> [TO DO]:
What you return must match the listing below exactly, minus any pictures.

> [DATASET RECORDS]:

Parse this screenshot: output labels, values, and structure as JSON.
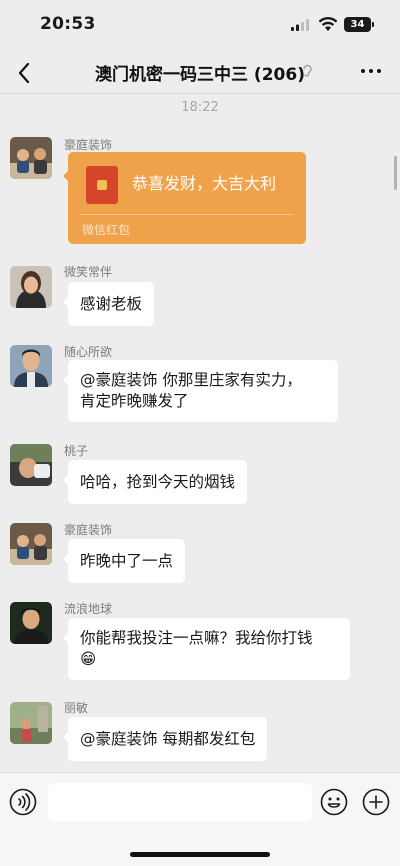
{
  "status_bar": {
    "time": "20:53",
    "battery": "34"
  },
  "header": {
    "title": "澳门机密一码三中三 (206)"
  },
  "chat": {
    "timestamp": "18:22",
    "messages": [
      {
        "sender": "豪庭装饰",
        "type": "red_packet",
        "text": "恭喜发财，大吉大利",
        "label": "微信红包"
      },
      {
        "sender": "微笑常伴",
        "type": "text",
        "text": "感谢老板"
      },
      {
        "sender": "随心所欲",
        "type": "text",
        "line1": "@豪庭装饰 你那里庄家有实力，",
        "line2": "肯定昨晚赚发了"
      },
      {
        "sender": "桃子",
        "type": "text",
        "text": "哈哈，抢到今天的烟钱"
      },
      {
        "sender": "豪庭装饰",
        "type": "text",
        "text": "昨晚中了一点"
      },
      {
        "sender": "流浪地球",
        "type": "text",
        "line1": "你能帮我投注一点嘛？我给你打钱",
        "emoji": "😁"
      },
      {
        "sender": "丽敏",
        "type": "text",
        "text": "@豪庭装饰 每期都发红包"
      }
    ]
  },
  "input_bar": {
    "value": "",
    "placeholder": ""
  },
  "icons": {
    "back": "chevron-left-icon",
    "more": "more-icon",
    "voice": "voice-icon",
    "emoji": "emoji-icon",
    "plus": "plus-icon",
    "muted": "ear-icon"
  }
}
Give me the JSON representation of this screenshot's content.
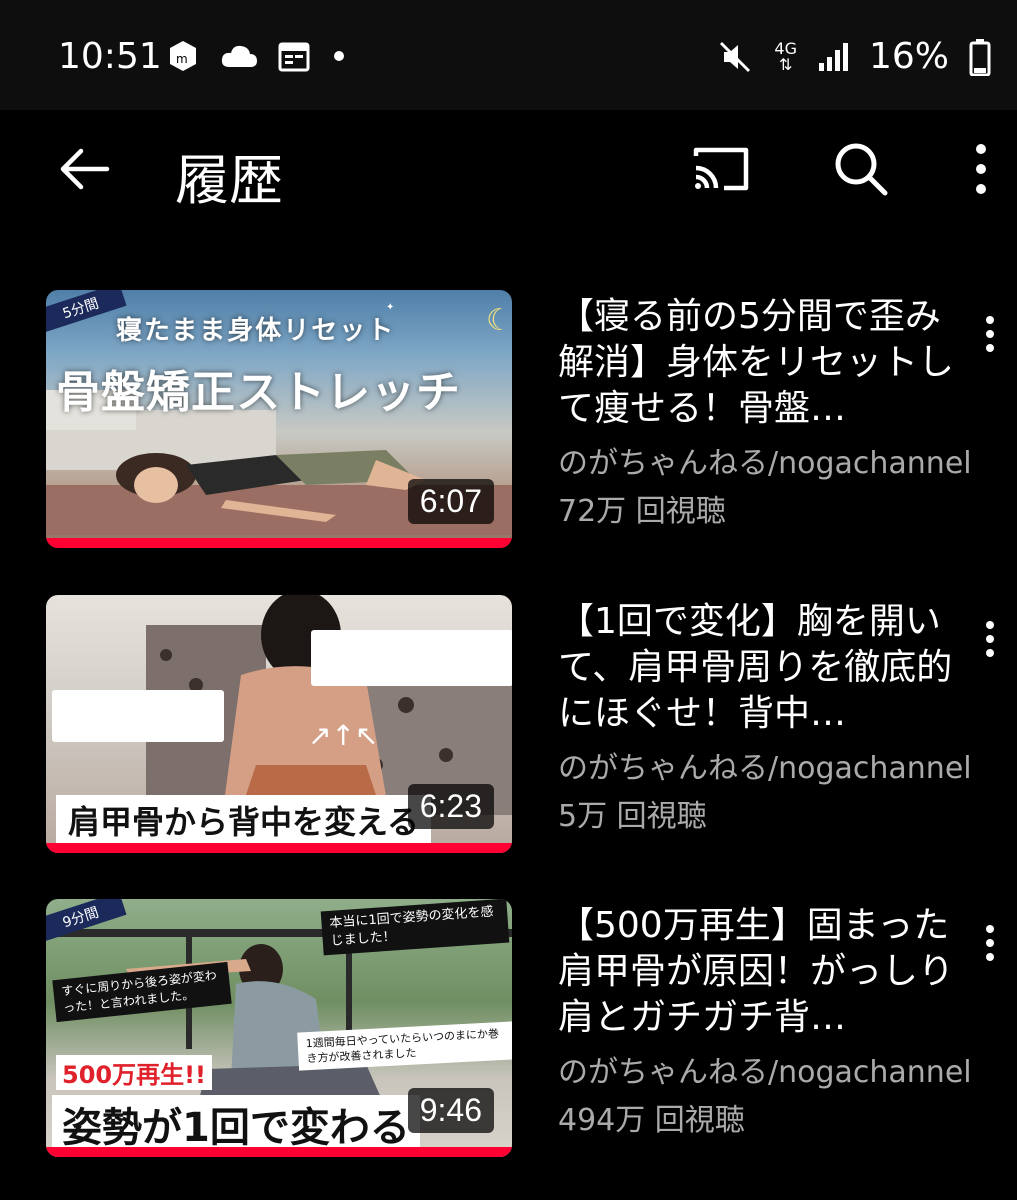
{
  "status": {
    "time": "10:51",
    "network": "4G",
    "battery": "16%"
  },
  "header": {
    "title": "履歴"
  },
  "videos": [
    {
      "title": "【寝る前の5分間で歪み解消】身体をリセットして痩せる！骨盤…",
      "channel": "のがちゃんねる/nogachannel",
      "views": "72万 回視聴",
      "duration": "6:07",
      "progress": 1.0,
      "thumb_badge": "5分間",
      "thumb_sub": "寝たまま身体リセット",
      "thumb_main": "骨盤矯正ストレッチ"
    },
    {
      "title": "【1回で変化】胸を開いて、肩甲骨周りを徹底的にほぐせ！背中…",
      "channel": "のがちゃんねる/nogachannel",
      "views": "5万 回視聴",
      "duration": "6:23",
      "progress": 1.0,
      "thumb_main": "肩甲骨から背中を変える"
    },
    {
      "title": "【500万再生】固まった肩甲骨が原因！がっしり肩とガチガチ背…",
      "channel": "のがちゃんねる/nogachannel",
      "views": "494万 回視聴",
      "duration": "9:46",
      "progress": 1.0,
      "thumb_badge": "9分間",
      "thumb_tag1": "本当に1回で姿勢の変化を感じました！",
      "thumb_tag2": "すぐに周りから後ろ姿が変わった！と言われました。",
      "thumb_tag3": "1週間毎日やっていたらいつのまにか巻き方が改善されました",
      "thumb_count": "500万再生!!",
      "thumb_main": "姿勢が1回で変わる"
    }
  ],
  "colors": {
    "background": "#000000",
    "progress": "#ff0033",
    "secondary_text": "#aaaaaa"
  }
}
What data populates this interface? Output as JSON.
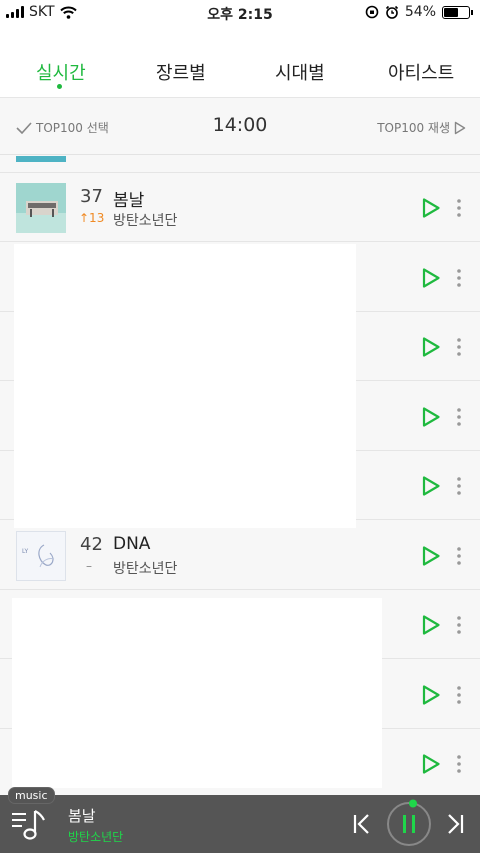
{
  "status_bar": {
    "carrier": "SKT",
    "time": "오후 2:15",
    "battery": "54%"
  },
  "tabs": [
    {
      "label": "실시간",
      "active": true
    },
    {
      "label": "장르별",
      "active": false
    },
    {
      "label": "시대별",
      "active": false
    },
    {
      "label": "아티스트",
      "active": false
    }
  ],
  "chart_header": {
    "select_label": "TOP100 선택",
    "time": "14:00",
    "play_all_label": "TOP100 재생"
  },
  "songs": [
    {
      "rank": "37",
      "change": "↑13",
      "title": "봄날",
      "artist": "방탄소년단"
    },
    {
      "rank": "42",
      "change": "–",
      "title": "DNA",
      "artist": "방탄소년단"
    }
  ],
  "player": {
    "badge": "music",
    "title": "봄날",
    "artist": "방탄소년단"
  },
  "colors": {
    "accent": "#1fb93f",
    "rank_up": "#f08a24",
    "player_bg": "#555555"
  }
}
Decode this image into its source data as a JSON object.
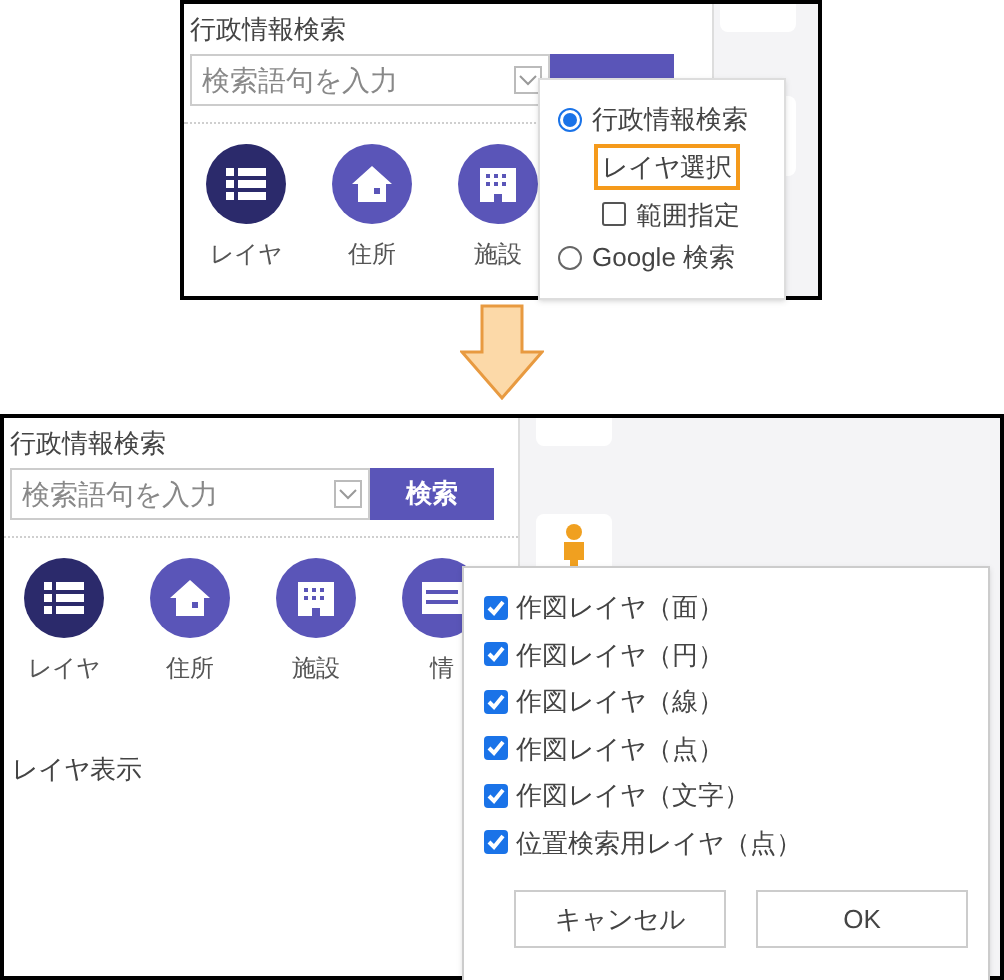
{
  "before": {
    "search_label": "行政情報検索",
    "search_field": {
      "placeholder": "検索語句を入力"
    },
    "categories": [
      {
        "label": "レイヤ",
        "kind": "list",
        "selected": true
      },
      {
        "label": "住所",
        "kind": "house",
        "selected": false
      },
      {
        "label": "施設",
        "kind": "building",
        "selected": false
      }
    ],
    "search_mode_menu": [
      {
        "kind": "radio",
        "label": "行政情報検索",
        "selected": true
      },
      {
        "kind": "link",
        "label": "レイヤ選択",
        "highlighted": true
      },
      {
        "kind": "checkbox",
        "label": "範囲指定",
        "checked": false
      },
      {
        "kind": "radio",
        "label": "Google 検索",
        "selected": false
      }
    ]
  },
  "after": {
    "search_label": "行政情報検索",
    "search_field": {
      "placeholder": "検索語句を入力"
    },
    "search_button": "検索",
    "categories": [
      {
        "label": "レイヤ",
        "kind": "list",
        "selected": true
      },
      {
        "label": "住所",
        "kind": "house",
        "selected": false
      },
      {
        "label": "施設",
        "kind": "building",
        "selected": false
      },
      {
        "label": "情",
        "kind": "info",
        "selected": false
      }
    ],
    "section_title": "レイヤ表示",
    "layer_dialog": {
      "layers": [
        {
          "label": "作図レイヤ（面）",
          "checked": true
        },
        {
          "label": "作図レイヤ（円）",
          "checked": true
        },
        {
          "label": "作図レイヤ（線）",
          "checked": true
        },
        {
          "label": "作図レイヤ（点）",
          "checked": true
        },
        {
          "label": "作図レイヤ（文字）",
          "checked": true
        },
        {
          "label": "位置検索用レイヤ（点）",
          "checked": true
        }
      ],
      "buttons": [
        "キャンセル",
        "OK"
      ]
    }
  }
}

> [ANSWER SPACE]:
Parse this screenshot: output labels, values, and structure as JSON.
{
  "status_bar": {
    "time": "20:53",
    "battery": "34"
  },
  "header": {
    "title": "澳门机密一码三中三 (206)"
  },
  "chat": {
    "timestamp": "18:22",
    "messages": [
      {
        "sender": "豪庭装饰",
        "type": "red_packet",
        "text": "恭喜发财，大吉大利",
        "label": "微信红包"
      },
      {
        "sender": "微笑常伴",
        "type": "text",
        "text": "感谢老板"
      },
      {
        "sender": "随心所欲",
        "type": "text",
        "line1": "@豪庭装饰 你那里庄家有实力，",
        "line2": "肯定昨晚赚发了"
      },
      {
        "sender": "桃子",
        "type": "text",
        "text": "哈哈，抢到今天的烟钱"
      },
      {
        "sender": "豪庭装饰",
        "type": "text",
        "text": "昨晚中了一点"
      },
      {
        "sender": "流浪地球",
        "type": "text",
        "line1": "你能帮我投注一点嘛？我给你打钱",
        "emoji": "😁"
      },
      {
        "sender": "丽敏",
        "type": "text",
        "text": "@豪庭装饰 每期都发红包"
      }
    ]
  },
  "input_bar": {
    "value": "",
    "placeholder": ""
  },
  "icons": {
    "back": "chevron-left-icon",
    "more": "more-icon",
    "voice": "voice-icon",
    "emoji": "emoji-icon",
    "plus": "plus-icon",
    "muted": "ear-icon"
  }
}
Give me the JSON representation of this screenshot's content.
{
  "status": {
    "time": "10:51",
    "network": "4G",
    "battery": "16%"
  },
  "header": {
    "title": "履歴"
  },
  "videos": [
    {
      "title": "【寝る前の5分間で歪み解消】身体をリセットして痩せる！骨盤…",
      "channel": "のがちゃんねる/nogachannel",
      "views": "72万 回視聴",
      "duration": "6:07",
      "progress": 1.0,
      "thumb_badge": "5分間",
      "thumb_sub": "寝たまま身体リセット",
      "thumb_main": "骨盤矯正ストレッチ"
    },
    {
      "title": "【1回で変化】胸を開いて、肩甲骨周りを徹底的にほぐせ！背中…",
      "channel": "のがちゃんねる/nogachannel",
      "views": "5万 回視聴",
      "duration": "6:23",
      "progress": 1.0,
      "thumb_main": "肩甲骨から背中を変える"
    },
    {
      "title": "【500万再生】固まった肩甲骨が原因！がっしり肩とガチガチ背…",
      "channel": "のがちゃんねる/nogachannel",
      "views": "494万 回視聴",
      "duration": "9:46",
      "progress": 1.0,
      "thumb_badge": "9分間",
      "thumb_tag1": "本当に1回で姿勢の変化を感じました！",
      "thumb_tag2": "すぐに周りから後ろ姿が変わった！と言われました。",
      "thumb_tag3": "1週間毎日やっていたらいつのまにか巻き方が改善されました",
      "thumb_count": "500万再生!!",
      "thumb_main": "姿勢が1回で変わる"
    }
  ],
  "colors": {
    "background": "#000000",
    "progress": "#ff0033",
    "secondary_text": "#aaaaaa"
  }
}
What data populates this interface? Output as JSON.
{
  "status_bar": {
    "carrier": "SKT",
    "time": "오후 2:15",
    "battery": "54%"
  },
  "tabs": [
    {
      "label": "실시간",
      "active": true
    },
    {
      "label": "장르별",
      "active": false
    },
    {
      "label": "시대별",
      "active": false
    },
    {
      "label": "아티스트",
      "active": false
    }
  ],
  "chart_header": {
    "select_label": "TOP100 선택",
    "time": "14:00",
    "play_all_label": "TOP100 재생"
  },
  "songs": [
    {
      "rank": "37",
      "change": "↑13",
      "title": "봄날",
      "artist": "방탄소년단"
    },
    {
      "rank": "42",
      "change": "–",
      "title": "DNA",
      "artist": "방탄소년단"
    }
  ],
  "player": {
    "badge": "music",
    "title": "봄날",
    "artist": "방탄소년단"
  },
  "colors": {
    "accent": "#1fb93f",
    "rank_up": "#f08a24",
    "player_bg": "#555555"
  }
}
Decode this image into its source data as a JSON object.
{
  "before": {
    "search_label": "行政情報検索",
    "search_field": {
      "placeholder": "検索語句を入力"
    },
    "categories": [
      {
        "label": "レイヤ",
        "kind": "list",
        "selected": true
      },
      {
        "label": "住所",
        "kind": "house",
        "selected": false
      },
      {
        "label": "施設",
        "kind": "building",
        "selected": false
      }
    ],
    "search_mode_menu": [
      {
        "kind": "radio",
        "label": "行政情報検索",
        "selected": true
      },
      {
        "kind": "link",
        "label": "レイヤ選択",
        "highlighted": true
      },
      {
        "kind": "checkbox",
        "label": "範囲指定",
        "checked": false
      },
      {
        "kind": "radio",
        "label": "Google 検索",
        "selected": false
      }
    ]
  },
  "after": {
    "search_label": "行政情報検索",
    "search_field": {
      "placeholder": "検索語句を入力"
    },
    "search_button": "検索",
    "categories": [
      {
        "label": "レイヤ",
        "kind": "list",
        "selected": true
      },
      {
        "label": "住所",
        "kind": "house",
        "selected": false
      },
      {
        "label": "施設",
        "kind": "building",
        "selected": false
      },
      {
        "label": "情",
        "kind": "info",
        "selected": false
      }
    ],
    "section_title": "レイヤ表示",
    "layer_dialog": {
      "layers": [
        {
          "label": "作図レイヤ（面）",
          "checked": true
        },
        {
          "label": "作図レイヤ（円）",
          "checked": true
        },
        {
          "label": "作図レイヤ（線）",
          "checked": true
        },
        {
          "label": "作図レイヤ（点）",
          "checked": true
        },
        {
          "label": "作図レイヤ（文字）",
          "checked": true
        },
        {
          "label": "位置検索用レイヤ（点）",
          "checked": true
        }
      ],
      "buttons": [
        "キャンセル",
        "OK"
      ]
    }
  }
}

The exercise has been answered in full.